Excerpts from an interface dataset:

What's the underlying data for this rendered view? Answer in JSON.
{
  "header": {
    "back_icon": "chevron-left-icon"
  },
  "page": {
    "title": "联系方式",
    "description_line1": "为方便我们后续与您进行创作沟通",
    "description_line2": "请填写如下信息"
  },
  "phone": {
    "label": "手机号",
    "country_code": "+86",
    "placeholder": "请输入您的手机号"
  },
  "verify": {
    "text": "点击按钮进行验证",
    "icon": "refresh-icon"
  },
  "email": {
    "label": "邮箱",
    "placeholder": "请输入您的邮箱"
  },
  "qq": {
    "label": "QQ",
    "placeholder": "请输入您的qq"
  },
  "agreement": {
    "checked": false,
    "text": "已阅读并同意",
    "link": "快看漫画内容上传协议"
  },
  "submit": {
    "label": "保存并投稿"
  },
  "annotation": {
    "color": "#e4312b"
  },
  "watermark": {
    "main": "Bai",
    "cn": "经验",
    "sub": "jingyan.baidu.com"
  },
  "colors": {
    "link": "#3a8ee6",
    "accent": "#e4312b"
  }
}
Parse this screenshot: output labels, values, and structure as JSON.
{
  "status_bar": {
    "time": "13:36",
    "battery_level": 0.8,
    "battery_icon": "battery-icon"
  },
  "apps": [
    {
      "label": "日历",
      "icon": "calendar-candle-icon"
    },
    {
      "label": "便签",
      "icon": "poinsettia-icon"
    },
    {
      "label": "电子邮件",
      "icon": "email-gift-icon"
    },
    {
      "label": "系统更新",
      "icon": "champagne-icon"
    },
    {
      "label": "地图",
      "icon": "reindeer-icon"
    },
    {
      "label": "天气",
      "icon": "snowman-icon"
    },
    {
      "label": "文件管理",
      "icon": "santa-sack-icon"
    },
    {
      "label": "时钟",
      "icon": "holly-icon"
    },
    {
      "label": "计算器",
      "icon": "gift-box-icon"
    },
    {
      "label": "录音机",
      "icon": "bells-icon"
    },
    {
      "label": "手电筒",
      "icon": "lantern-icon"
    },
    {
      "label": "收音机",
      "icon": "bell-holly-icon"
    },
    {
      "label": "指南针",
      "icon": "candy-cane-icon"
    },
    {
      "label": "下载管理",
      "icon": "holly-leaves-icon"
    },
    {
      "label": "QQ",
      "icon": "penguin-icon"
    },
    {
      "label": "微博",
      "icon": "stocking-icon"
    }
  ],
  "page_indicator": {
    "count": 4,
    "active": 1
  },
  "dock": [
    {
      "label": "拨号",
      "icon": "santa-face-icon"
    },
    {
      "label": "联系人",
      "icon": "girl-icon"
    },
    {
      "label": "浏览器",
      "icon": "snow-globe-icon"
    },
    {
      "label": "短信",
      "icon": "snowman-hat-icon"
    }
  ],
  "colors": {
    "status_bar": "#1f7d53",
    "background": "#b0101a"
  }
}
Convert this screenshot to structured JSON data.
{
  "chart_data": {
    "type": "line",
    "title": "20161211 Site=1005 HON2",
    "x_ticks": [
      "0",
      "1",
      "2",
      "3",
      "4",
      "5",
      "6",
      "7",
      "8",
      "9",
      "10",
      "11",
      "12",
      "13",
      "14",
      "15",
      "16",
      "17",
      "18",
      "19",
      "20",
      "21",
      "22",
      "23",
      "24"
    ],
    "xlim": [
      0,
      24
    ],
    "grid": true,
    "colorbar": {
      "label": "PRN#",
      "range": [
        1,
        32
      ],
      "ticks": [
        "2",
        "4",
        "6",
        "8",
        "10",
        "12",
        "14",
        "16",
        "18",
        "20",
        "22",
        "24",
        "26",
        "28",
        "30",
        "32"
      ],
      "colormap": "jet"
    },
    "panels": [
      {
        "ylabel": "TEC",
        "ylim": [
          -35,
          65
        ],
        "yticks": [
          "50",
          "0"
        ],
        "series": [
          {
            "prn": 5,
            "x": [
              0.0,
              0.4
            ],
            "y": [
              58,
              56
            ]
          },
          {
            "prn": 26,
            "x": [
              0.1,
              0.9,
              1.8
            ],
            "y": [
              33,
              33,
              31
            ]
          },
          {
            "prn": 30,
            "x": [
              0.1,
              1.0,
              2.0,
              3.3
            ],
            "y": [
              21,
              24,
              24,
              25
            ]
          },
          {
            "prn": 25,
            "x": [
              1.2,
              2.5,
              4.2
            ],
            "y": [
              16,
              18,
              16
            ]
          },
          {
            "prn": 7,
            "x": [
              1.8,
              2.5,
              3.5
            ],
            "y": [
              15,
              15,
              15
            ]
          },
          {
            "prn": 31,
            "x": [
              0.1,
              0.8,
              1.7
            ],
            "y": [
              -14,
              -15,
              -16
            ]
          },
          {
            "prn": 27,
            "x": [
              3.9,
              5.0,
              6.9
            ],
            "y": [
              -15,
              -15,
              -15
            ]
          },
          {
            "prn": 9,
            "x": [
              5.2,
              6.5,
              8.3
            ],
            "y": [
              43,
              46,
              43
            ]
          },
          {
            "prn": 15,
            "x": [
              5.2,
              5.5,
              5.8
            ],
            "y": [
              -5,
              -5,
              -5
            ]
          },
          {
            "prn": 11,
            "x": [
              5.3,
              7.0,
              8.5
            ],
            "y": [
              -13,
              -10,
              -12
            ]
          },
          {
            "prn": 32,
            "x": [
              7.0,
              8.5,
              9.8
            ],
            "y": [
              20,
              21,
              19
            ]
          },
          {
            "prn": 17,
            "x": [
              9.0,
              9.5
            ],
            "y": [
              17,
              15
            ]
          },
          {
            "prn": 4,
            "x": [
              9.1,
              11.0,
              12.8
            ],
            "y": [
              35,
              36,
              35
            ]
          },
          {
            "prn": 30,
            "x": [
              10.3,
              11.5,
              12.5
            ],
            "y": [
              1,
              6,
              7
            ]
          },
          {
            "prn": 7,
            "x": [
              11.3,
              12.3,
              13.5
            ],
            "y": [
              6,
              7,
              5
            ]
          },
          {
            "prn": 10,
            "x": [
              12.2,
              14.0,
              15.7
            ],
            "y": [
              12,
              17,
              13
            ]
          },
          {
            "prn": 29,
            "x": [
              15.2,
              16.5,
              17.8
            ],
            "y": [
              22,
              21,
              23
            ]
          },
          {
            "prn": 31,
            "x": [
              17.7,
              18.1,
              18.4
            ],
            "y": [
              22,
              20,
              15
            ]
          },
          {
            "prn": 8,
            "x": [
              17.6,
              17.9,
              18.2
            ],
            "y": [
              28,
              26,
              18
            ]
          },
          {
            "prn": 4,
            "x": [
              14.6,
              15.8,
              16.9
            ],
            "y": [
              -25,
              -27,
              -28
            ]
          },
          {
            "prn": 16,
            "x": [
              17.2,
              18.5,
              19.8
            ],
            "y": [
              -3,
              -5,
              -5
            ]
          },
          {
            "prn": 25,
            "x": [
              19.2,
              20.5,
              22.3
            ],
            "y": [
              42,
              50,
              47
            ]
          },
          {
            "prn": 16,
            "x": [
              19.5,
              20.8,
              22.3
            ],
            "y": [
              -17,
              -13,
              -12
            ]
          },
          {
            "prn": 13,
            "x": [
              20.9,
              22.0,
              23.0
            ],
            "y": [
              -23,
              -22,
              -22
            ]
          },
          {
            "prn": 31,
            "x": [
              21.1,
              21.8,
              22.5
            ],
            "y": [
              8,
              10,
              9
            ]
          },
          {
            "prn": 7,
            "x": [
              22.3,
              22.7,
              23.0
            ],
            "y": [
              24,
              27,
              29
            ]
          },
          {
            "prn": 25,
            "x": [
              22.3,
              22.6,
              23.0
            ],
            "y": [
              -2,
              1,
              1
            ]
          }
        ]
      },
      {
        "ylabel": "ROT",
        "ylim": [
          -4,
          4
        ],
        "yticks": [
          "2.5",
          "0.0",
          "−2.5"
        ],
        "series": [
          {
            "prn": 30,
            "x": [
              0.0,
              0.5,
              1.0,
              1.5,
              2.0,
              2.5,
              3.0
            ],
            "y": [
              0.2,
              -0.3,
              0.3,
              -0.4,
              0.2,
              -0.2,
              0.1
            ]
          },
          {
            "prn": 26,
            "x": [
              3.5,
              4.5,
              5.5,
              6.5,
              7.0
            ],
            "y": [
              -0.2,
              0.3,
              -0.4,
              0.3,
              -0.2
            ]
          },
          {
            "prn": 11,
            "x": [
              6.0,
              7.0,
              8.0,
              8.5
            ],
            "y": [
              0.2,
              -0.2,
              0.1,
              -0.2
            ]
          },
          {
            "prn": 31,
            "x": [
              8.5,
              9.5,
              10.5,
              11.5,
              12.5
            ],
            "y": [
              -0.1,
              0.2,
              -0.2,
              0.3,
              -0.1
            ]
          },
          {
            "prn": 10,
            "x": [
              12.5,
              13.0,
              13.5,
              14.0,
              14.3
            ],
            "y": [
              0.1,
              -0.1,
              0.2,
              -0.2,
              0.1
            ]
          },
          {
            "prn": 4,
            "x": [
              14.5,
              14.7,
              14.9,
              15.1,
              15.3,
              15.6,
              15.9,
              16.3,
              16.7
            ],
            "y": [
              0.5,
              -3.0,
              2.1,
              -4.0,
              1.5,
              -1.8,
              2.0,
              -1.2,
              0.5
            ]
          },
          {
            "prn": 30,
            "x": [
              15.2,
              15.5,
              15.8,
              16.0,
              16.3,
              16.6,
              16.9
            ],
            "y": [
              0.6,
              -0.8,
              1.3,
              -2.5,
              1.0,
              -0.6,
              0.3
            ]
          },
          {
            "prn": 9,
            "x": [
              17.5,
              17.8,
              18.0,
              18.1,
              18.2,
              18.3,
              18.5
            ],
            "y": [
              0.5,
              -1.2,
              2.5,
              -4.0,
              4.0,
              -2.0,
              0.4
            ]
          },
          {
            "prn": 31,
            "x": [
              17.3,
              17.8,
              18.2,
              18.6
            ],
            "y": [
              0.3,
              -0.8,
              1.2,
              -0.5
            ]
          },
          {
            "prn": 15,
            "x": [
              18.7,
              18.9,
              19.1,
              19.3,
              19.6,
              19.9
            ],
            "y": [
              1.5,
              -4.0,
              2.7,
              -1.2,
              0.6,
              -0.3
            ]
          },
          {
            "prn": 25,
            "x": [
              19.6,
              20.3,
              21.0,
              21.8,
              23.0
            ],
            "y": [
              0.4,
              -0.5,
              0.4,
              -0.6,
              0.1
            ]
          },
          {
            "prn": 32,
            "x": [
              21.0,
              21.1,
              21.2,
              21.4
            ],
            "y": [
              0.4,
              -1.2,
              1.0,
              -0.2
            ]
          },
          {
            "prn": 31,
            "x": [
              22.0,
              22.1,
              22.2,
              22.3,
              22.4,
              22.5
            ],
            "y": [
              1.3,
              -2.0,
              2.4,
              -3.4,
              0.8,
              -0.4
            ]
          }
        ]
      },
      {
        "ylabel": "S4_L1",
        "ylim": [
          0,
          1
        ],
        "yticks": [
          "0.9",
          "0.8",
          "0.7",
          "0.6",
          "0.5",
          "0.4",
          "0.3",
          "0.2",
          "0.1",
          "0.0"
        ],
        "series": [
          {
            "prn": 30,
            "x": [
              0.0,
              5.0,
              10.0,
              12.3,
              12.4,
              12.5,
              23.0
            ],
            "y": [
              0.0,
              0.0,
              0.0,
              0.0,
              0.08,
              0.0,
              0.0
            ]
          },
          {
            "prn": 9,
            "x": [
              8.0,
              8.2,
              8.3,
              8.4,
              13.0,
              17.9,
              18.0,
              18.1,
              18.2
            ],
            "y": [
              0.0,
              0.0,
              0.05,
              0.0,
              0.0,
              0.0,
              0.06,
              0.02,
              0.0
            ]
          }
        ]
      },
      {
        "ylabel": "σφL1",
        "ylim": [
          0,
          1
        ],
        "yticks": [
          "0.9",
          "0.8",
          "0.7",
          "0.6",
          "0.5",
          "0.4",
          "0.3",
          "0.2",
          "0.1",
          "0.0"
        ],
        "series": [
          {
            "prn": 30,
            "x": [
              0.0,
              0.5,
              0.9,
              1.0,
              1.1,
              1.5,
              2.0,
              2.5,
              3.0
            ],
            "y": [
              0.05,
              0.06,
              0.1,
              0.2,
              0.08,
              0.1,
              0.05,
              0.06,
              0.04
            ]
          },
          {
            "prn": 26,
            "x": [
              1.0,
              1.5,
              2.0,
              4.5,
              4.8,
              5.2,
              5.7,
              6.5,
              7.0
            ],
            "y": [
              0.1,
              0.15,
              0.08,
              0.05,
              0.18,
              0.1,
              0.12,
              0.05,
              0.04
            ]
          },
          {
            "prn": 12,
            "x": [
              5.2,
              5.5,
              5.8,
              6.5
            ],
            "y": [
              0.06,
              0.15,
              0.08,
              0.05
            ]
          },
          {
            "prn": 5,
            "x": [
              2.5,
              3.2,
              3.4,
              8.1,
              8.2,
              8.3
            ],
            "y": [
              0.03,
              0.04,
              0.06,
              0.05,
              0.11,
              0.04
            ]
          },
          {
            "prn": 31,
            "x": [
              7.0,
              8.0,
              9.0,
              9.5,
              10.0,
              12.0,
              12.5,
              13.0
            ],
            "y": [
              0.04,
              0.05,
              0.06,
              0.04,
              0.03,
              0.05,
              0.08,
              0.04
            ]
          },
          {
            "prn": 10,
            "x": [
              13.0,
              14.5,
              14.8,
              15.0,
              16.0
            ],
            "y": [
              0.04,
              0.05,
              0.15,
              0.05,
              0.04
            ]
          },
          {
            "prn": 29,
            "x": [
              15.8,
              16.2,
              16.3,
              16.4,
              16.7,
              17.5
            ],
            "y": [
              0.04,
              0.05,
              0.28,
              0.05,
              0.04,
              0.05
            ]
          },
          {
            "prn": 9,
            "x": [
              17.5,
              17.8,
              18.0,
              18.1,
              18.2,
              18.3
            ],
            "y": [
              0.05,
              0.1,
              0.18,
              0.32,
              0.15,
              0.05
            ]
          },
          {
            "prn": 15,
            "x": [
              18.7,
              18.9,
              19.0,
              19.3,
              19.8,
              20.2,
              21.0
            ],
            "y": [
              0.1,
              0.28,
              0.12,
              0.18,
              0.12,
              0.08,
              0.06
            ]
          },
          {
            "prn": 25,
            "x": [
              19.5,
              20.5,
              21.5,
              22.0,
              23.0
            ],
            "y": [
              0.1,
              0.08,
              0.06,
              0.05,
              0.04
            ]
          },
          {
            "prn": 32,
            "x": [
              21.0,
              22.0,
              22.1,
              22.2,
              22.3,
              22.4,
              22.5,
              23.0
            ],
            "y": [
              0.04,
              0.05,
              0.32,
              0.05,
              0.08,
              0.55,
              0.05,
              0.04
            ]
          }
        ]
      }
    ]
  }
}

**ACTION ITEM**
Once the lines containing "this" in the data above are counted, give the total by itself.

**SOLUTION TO THE EXERCISE**
3